**Assigned task**: Among the lines below, which ones contain the word "content"? Copy every such line.

++++ Recorded information ++++

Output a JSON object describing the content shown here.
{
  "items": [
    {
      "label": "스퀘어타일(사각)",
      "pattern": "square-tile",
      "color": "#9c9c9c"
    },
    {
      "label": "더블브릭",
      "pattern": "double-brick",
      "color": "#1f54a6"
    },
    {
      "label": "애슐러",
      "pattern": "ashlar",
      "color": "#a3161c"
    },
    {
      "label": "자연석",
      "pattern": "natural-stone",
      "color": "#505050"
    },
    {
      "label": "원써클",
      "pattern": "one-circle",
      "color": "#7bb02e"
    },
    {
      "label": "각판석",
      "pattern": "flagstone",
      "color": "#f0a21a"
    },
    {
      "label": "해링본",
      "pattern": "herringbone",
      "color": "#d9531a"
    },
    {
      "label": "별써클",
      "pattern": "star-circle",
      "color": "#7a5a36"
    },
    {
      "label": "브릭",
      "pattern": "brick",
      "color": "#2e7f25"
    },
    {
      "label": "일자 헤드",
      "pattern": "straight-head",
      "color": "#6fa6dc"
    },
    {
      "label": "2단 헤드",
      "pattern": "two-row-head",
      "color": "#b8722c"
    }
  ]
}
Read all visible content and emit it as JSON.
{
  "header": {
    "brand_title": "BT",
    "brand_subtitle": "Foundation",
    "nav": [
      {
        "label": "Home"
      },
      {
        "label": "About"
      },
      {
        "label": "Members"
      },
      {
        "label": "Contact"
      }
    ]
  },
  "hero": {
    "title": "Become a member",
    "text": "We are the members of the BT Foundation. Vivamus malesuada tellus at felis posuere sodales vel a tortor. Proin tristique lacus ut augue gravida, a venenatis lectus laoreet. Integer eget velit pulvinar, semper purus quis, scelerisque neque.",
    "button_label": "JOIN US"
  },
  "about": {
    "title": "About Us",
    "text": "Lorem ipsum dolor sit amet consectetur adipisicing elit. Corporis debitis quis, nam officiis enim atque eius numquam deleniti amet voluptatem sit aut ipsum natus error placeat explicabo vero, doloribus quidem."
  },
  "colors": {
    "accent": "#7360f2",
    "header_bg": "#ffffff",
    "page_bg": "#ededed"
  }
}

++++

**Output for this exercise**:
Output a JSON object describing the content shown here.
Read all visible content and emit it as JSON.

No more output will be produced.